For the Rochester Concerned Taxpayers Association
by Jane Aitken (updated 3/24/2012)

It has come to my attention that the City of Rochester is being asked to consider the construction of a second, ‘small’ high school.

While I do not dispute the idea that smaller schools and classes can be more conducive to learning, the community must be made aware of certain facts that may immediately send up a red flag.

As a teacher of almost 35 years, I am a proponent of strong curricular standards and content, and the use of proven teaching methods to deliver that content. I believe that success can be achieved by hiring teachers who are experts in their fields, and then empowering them with the proper scope, sequence, and materials. They also must be allowed to employ proven methodologies, as well as given ample support in all disciplinary matters.

But lately, it seems that our tax dollars are not going to support the classroom or the hardworking teachers that work in them all day long and beyond. They have instead been hijacked by salesmen from the education ‘industry’. (You can see other videos of Dennis Littky by searching on YouTube)

These education industry operators sell at huge prices their services which include designing new schools, selling new methodologies, and offering workshops that guarantee the teachers will come to any conclusions you wish them to during their ‘retraining’ sessions. (Delphi Technique) These salesmen are more often no more than highly motivated charlatans who take advantage of the money we spend on our extreme desire to improve our schools in any way we can.
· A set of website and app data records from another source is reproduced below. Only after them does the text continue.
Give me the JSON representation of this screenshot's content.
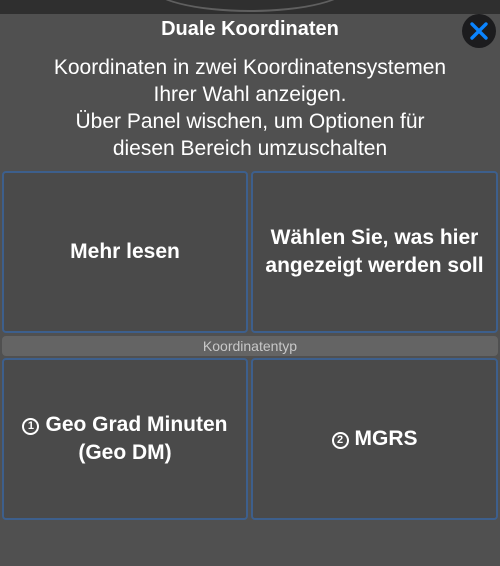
{
  "dialog": {
    "title": "Duale Koordinaten",
    "description_lines": [
      "Koordinaten in zwei Koordinatensystemen",
      "Ihrer Wahl anzeigen.",
      "Über Panel wischen, um Optionen für",
      "diesen Bereich umzuschalten"
    ],
    "close_icon": "close-x-icon",
    "accent_color": "#0a84ff"
  },
  "panels": {
    "more": {
      "label": "Mehr lesen"
    },
    "choose": {
      "lines": [
        "Wählen Sie, was hier",
        "angezeigt werden soll"
      ]
    }
  },
  "section": {
    "label": "Koordinatentyp"
  },
  "options": [
    {
      "number": "1",
      "lines": [
        "Geo Grad Minuten",
        "(Geo DM)"
      ]
    },
    {
      "number": "2",
      "lines": [
        "MGRS"
      ]
    }
  ]
}
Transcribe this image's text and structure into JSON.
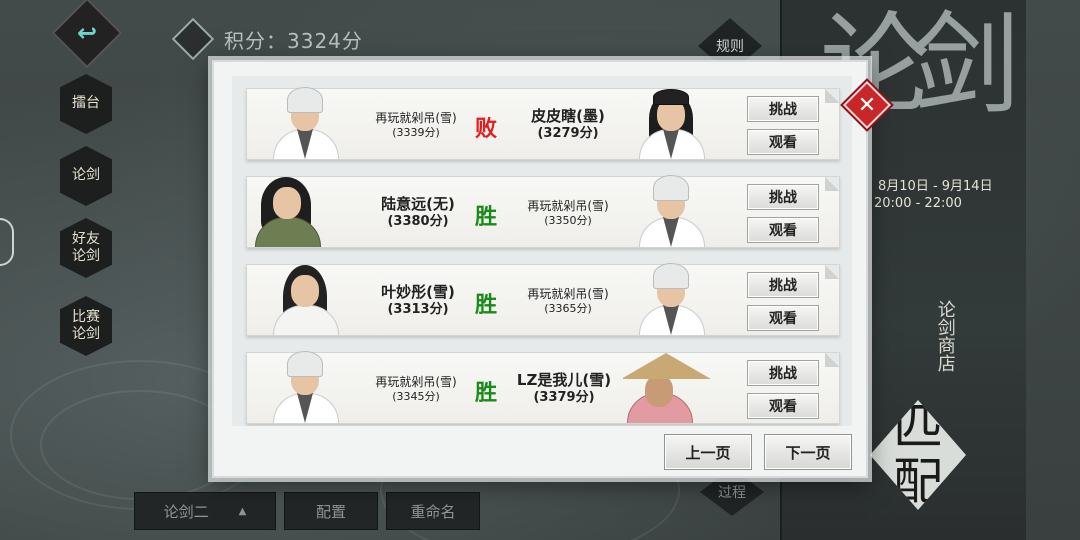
{
  "score": {
    "label": "积分：3324分"
  },
  "header": {
    "rules_label": "规则"
  },
  "nav": {
    "back_icon": "↩",
    "items": [
      {
        "label": "擂台"
      },
      {
        "label": "论剑"
      },
      {
        "label": "好友\n论剑"
      },
      {
        "label": "比赛\n论剑"
      }
    ]
  },
  "poster": {
    "title": "论剑",
    "date": "8月10日 - 9月14日",
    "time": "20:00 - 22:00",
    "shop_label": "论剑商店",
    "match_label": "匹配",
    "process_label": "过程"
  },
  "bottom": {
    "mode_label": "论剑二",
    "config_label": "配置",
    "rename_label": "重命名"
  },
  "dialog": {
    "close_icon": "✕",
    "prev_label": "上一页",
    "next_label": "下一页",
    "matches": [
      {
        "left": {
          "name": "再玩就剁吊(雪)",
          "score": "(3339分)"
        },
        "result": "败",
        "result_color": "#e01e1e",
        "right": {
          "name": "皮皮瞎(墨)",
          "score": "(3279分)"
        },
        "challenge_label": "挑战",
        "watch_label": "观看"
      },
      {
        "left": {
          "name": "陆意远(无)",
          "score": "(3380分)"
        },
        "result": "胜",
        "result_color": "#1a8a1a",
        "right": {
          "name": "再玩就剁吊(雪)",
          "score": "(3350分)"
        },
        "challenge_label": "挑战",
        "watch_label": "观看"
      },
      {
        "left": {
          "name": "叶妙彤(雪)",
          "score": "(3313分)"
        },
        "result": "胜",
        "result_color": "#1a8a1a",
        "right": {
          "name": "再玩就剁吊(雪)",
          "score": "(3365分)"
        },
        "challenge_label": "挑战",
        "watch_label": "观看"
      },
      {
        "left": {
          "name": "再玩就剁吊(雪)",
          "score": "(3345分)"
        },
        "result": "胜",
        "result_color": "#1a8a1a",
        "right": {
          "name": "LZ是我儿(雪)",
          "score": "(3379分)"
        },
        "challenge_label": "挑战",
        "watch_label": "观看"
      }
    ]
  }
}
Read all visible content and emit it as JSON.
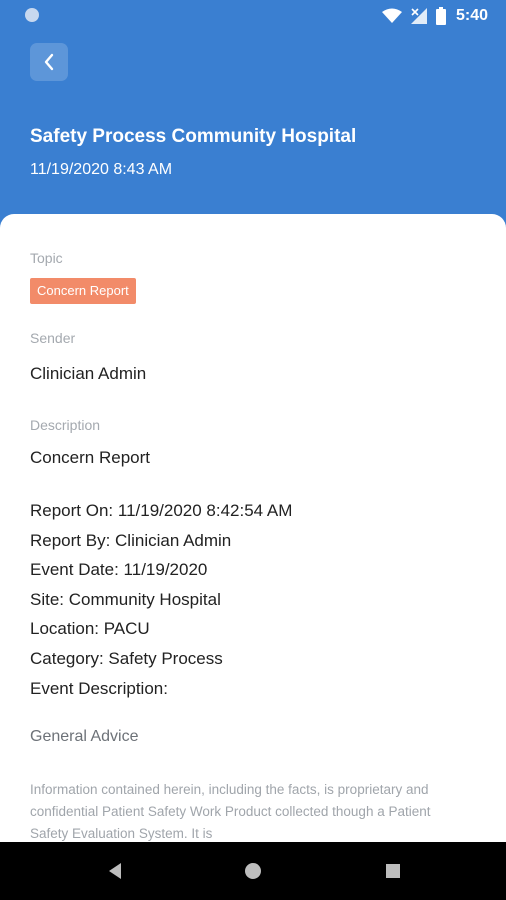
{
  "status_bar": {
    "time": "5:40"
  },
  "header": {
    "title": "Safety Process Community Hospital",
    "date": "11/19/2020 8:43 AM"
  },
  "topic": {
    "label": "Topic",
    "value": "Concern Report",
    "color": "#f28b69"
  },
  "sender": {
    "label": "Sender",
    "value": "Clinician Admin"
  },
  "description": {
    "label": "Description",
    "value": "Concern Report",
    "details": [
      "Report On: 11/19/2020 8:42:54 AM",
      "Report By: Clinician Admin",
      "Event Date: 11/19/2020",
      "Site: Community Hospital",
      "Location: PACU",
      "Category: Safety Process",
      "Event Description:"
    ]
  },
  "advice": {
    "title": "General Advice",
    "text": "Information contained herein, including the facts, is proprietary and confidential Patient Safety Work Product collected though a Patient Safety Evaluation System. It is"
  },
  "colors": {
    "header_bg": "#3a7fd1",
    "card_bg": "#ffffff",
    "nav_bg": "#000000"
  }
}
An example of one of these education industry operations is the Quaglia Institute of Student Aspirations to which the state of NH paid $250,000 to Russell Quaglia in 2008 to administer “happiness surveys” to high school students. (Video from IAHS Summit which is now unavailable was “Understanding Student Aspirations: Enhancing the Learning Environment, Dr. Russell J. Quaglia” in which Quaglia refers to certain conservative teachers as ‘assholes’ and expresses the hope that they would ‘die’. Another video has been substituted)
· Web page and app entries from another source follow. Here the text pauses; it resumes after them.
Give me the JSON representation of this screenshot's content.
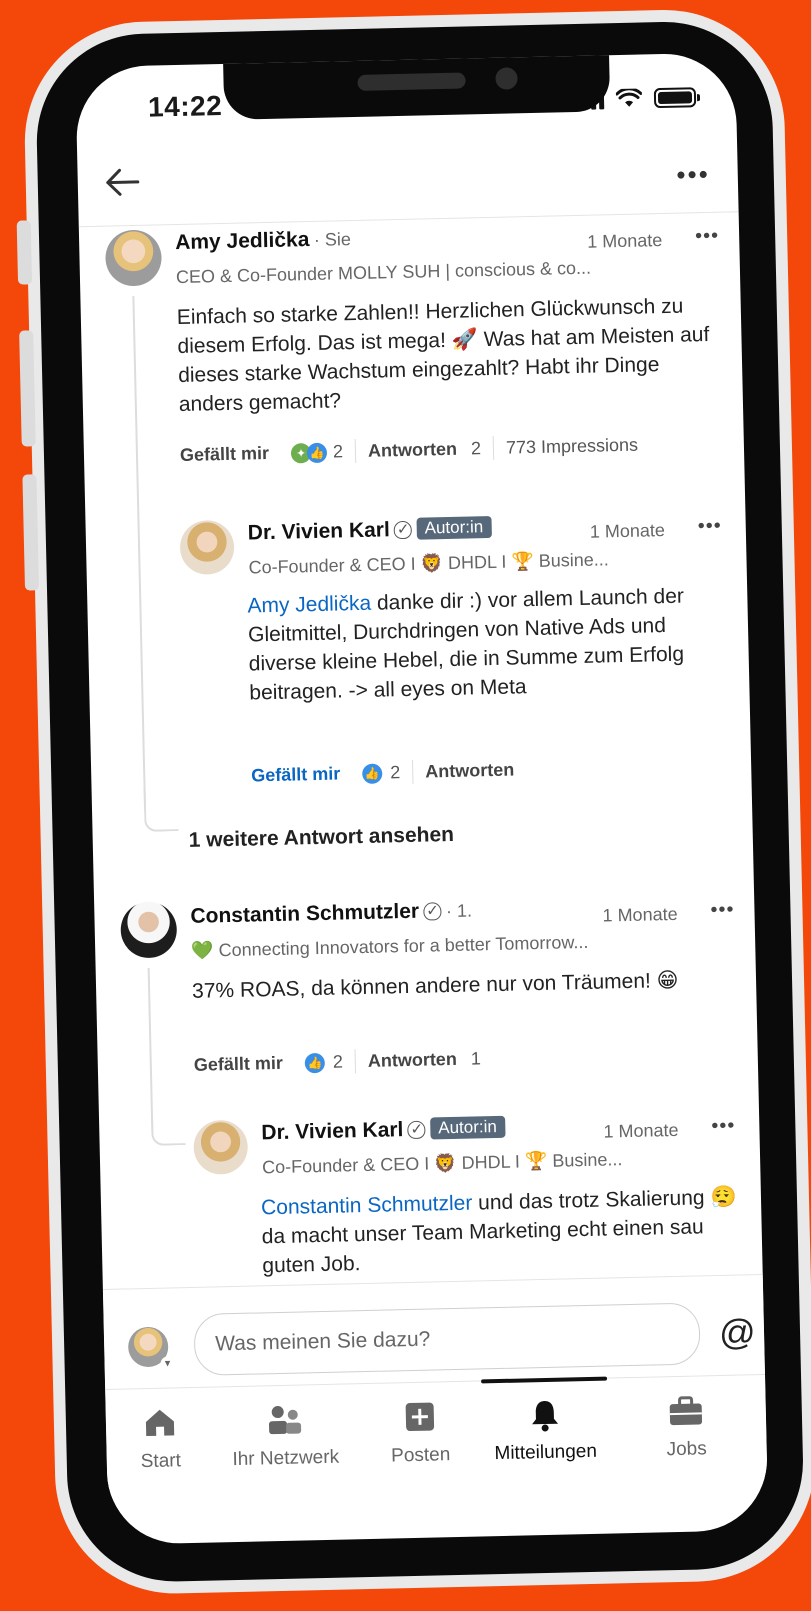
{
  "status_bar": {
    "time": "14:22"
  },
  "header": {
    "back_icon": "arrow-left-icon",
    "more_icon": "more-horizontal-icon"
  },
  "comments": [
    {
      "author": "Amy Jedlička",
      "relation": "· Sie",
      "headline": "CEO & Co-Founder MOLLY SUH | conscious & co...",
      "time": "1 Monate",
      "text": "Einfach so starke Zahlen!! Herzlichen Glückwunsch zu diesem Erfolg. Das ist mega! 🚀 Was hat am Meisten auf dieses starke Wachstum eingezahlt? Habt ihr Dinge anders gemacht?",
      "like_label": "Gefällt mir",
      "reaction_count": "2",
      "reply_label": "Antworten",
      "reply_count": "2",
      "impressions": "773 Impressions",
      "reply": {
        "author": "Dr. Vivien Karl",
        "badge": "Autor:in",
        "headline": "Co-Founder & CEO I 🦁 DHDL I 🏆 Busine...",
        "time": "1 Monate",
        "mention": "Amy Jedlička",
        "text": " danke dir :) vor allem Launch der Gleitmittel, Durchdringen von Native Ads und diverse kleine Hebel, die in Summe zum Erfolg beitragen. -> all eyes on Meta",
        "like_label": "Gefällt mir",
        "reaction_count": "2",
        "reply_label": "Antworten"
      },
      "more_replies": "1 weitere Antwort ansehen"
    },
    {
      "author": "Constantin Schmutzler",
      "relation": "· 1.",
      "headline": "💚 Connecting Innovators for a better Tomorrow...",
      "time": "1 Monate",
      "text": "37% ROAS, da können andere nur von Träumen! 😁",
      "like_label": "Gefällt mir",
      "reaction_count": "2",
      "reply_label": "Antworten",
      "reply_count": "1",
      "reply": {
        "author": "Dr. Vivien Karl",
        "badge": "Autor:in",
        "headline": "Co-Founder & CEO I 🦁 DHDL I 🏆 Busine...",
        "time": "1 Monate",
        "mention": "Constantin Schmutzler",
        "text": " und das trotz Skalierung 😮‍💨 da macht unser Team Marketing echt einen sau guten Job."
      }
    }
  ],
  "composer": {
    "placeholder": "Was meinen Sie dazu?",
    "mention_symbol": "@"
  },
  "tabs": [
    {
      "label": "Start",
      "icon": "home-icon"
    },
    {
      "label": "Ihr Netzwerk",
      "icon": "network-icon"
    },
    {
      "label": "Posten",
      "icon": "plus-square-icon"
    },
    {
      "label": "Mitteilungen",
      "icon": "bell-icon",
      "active": true
    },
    {
      "label": "Jobs",
      "icon": "briefcase-icon"
    }
  ],
  "colors": {
    "background": "#f4470a",
    "link": "#0a66c2",
    "badge": "#56687a",
    "like": "#378fe9"
  }
}
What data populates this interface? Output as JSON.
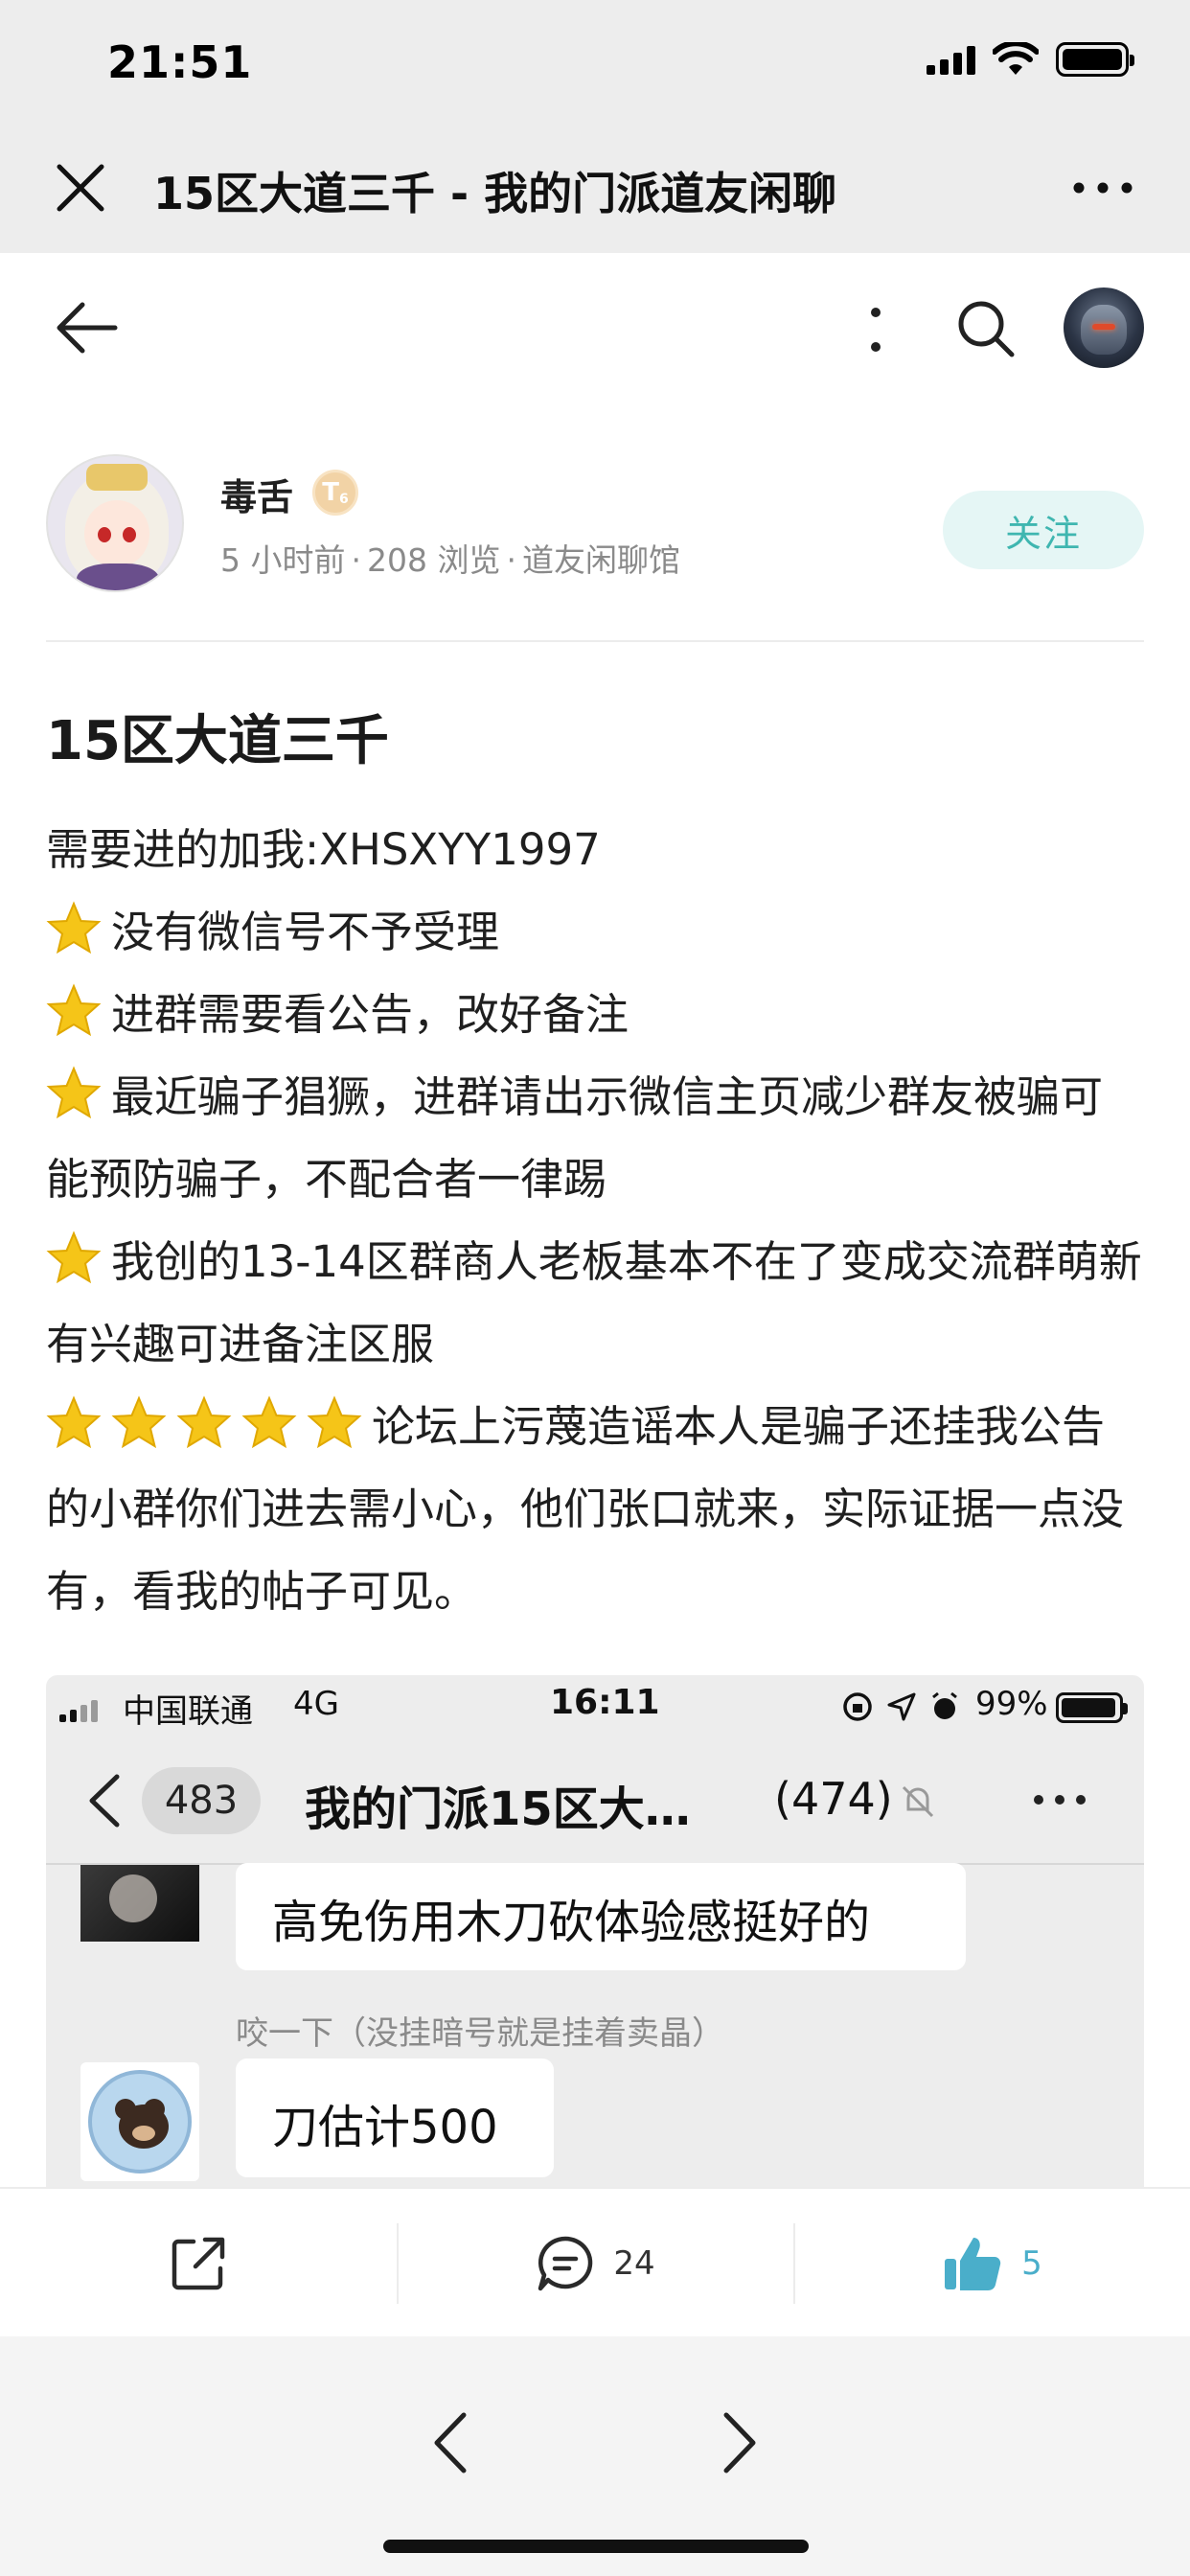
{
  "status_bar": {
    "time": "21:51"
  },
  "nav": {
    "title": "15区大道三千 - 我的门派道友闲聊"
  },
  "author": {
    "name": "毒舌",
    "level_badge": "T",
    "level_number": "6",
    "time_ago": "5 小时前",
    "views": "208 浏览",
    "board": "道友闲聊馆",
    "follow_label": "关注"
  },
  "post": {
    "title": "15区大道三千",
    "contact_line": "需要进的加我:XHSXYY1997",
    "points": [
      "没有微信号不予受理",
      "进群需要看公告，改好备注",
      "最近骗子猖獗，进群请出示微信主页减少群友被骗可能预防骗子，不配合者一律踢",
      "我创的13-14区群商人老板基本不在了变成交流群萌新有兴趣可进备注区服"
    ],
    "warning": "论坛上污蔑造谣本人是骗子还挂我公告的小群你们进去需小心，他们张口就来，实际证据一点没有，看我的帖子可见。",
    "warning_star_count": 5
  },
  "embedded_screenshot": {
    "carrier": "中国联通",
    "network": "4G",
    "time": "16:11",
    "battery": "99%",
    "unread_count": "483",
    "chat_title": "我的门派15区大…",
    "member_count": "(474)",
    "message_1": "高免伤用木刀砍体验感挺好的",
    "sender_2": "咬一下（没挂暗号就是挂着卖晶）",
    "message_2": "刀估计500"
  },
  "actions": {
    "comment_count": "24",
    "like_count": "5"
  },
  "colors": {
    "accent": "#3fb6b0",
    "like": "#4aaeca",
    "follow_bg": "#e5f6f5",
    "star": "#f5c518"
  }
}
The list of snake-oil salesmen is far too long to delve into here, but they abound.

The Big Picture is just another one of a vast network of revolutionary school ‘movements’ that are attempting to make social changes within our society using our children as political pawns. If you peruse their website you will see that the founder is Dennis Littky. Littky’s history with the failed Thayer Academy in Winchester NH Part I and Part II should speak for itself. (PDF is based on transcripts of an NHPR two-part series on the subject, headers for that archive can be seen HERE)

Project-based learning, or ‘constructivism’ is listed as one of their methodologies, something that has been proven a failure. The philosophy employed is based on a similar model known as the Theodore Sizer Coalition of Essential Schools, something that is used in Souhegan School District and also considered to be a failure. Jargon such as “authentic assessment”, and “collaborative learning”, are more indications that progressive experimentation is being used in these schools. For a complete list of eduspeak terms and lingo and the translation of same, see The Illinois Loop lingo page.

Another program trying to make its way into NH schools comes from UNESCO, administered from Geneva, Switzerland and is called International Baccalaureate. The world view it presents is often not pro-American. It admits it wants to create global citizens and teaches government from the UN’s point of view.

In any case, I urge the citizens of Rochester to do some further investigation on the founders of the “Big Picture” schools and know what it is you may be buying into.

With all the money we spend on education in NH it would seem that we simply have to summon the courage to do what is right, not what we are told by these self-described educational snake-oil salesmen and psychologists coming from the Annenberg School, the home of William Ayers and other educationists.

One final disturbing but not surprising discovery was the mention of their ‘good friend William Ayers’ on the Big Picture website in conjunction with the The Small Schools Workshop, which he co-directs and in a quote from the writer who said he was his ‘good friend’.

It is commonly known by those who study this issue that our schools are being used to effect social justice and political change on the taxpayers dime, but without much of a record of academic success.

It is my thought that NH schools can instill excellence without buying into yet another fad program.

Rochester, don’t fall for it!


William Ayers Sees Education as the Incubator of Revolution

Dennis Littky – School Features Real-World Learning, No Grades, No Tests, No Classes

Obama/Ayers/Littky Annenberg Challenge a Failure

Jane Aitken taught in the public schools for almost 35 years and is currently available to speak about educational issues all over the State of NH.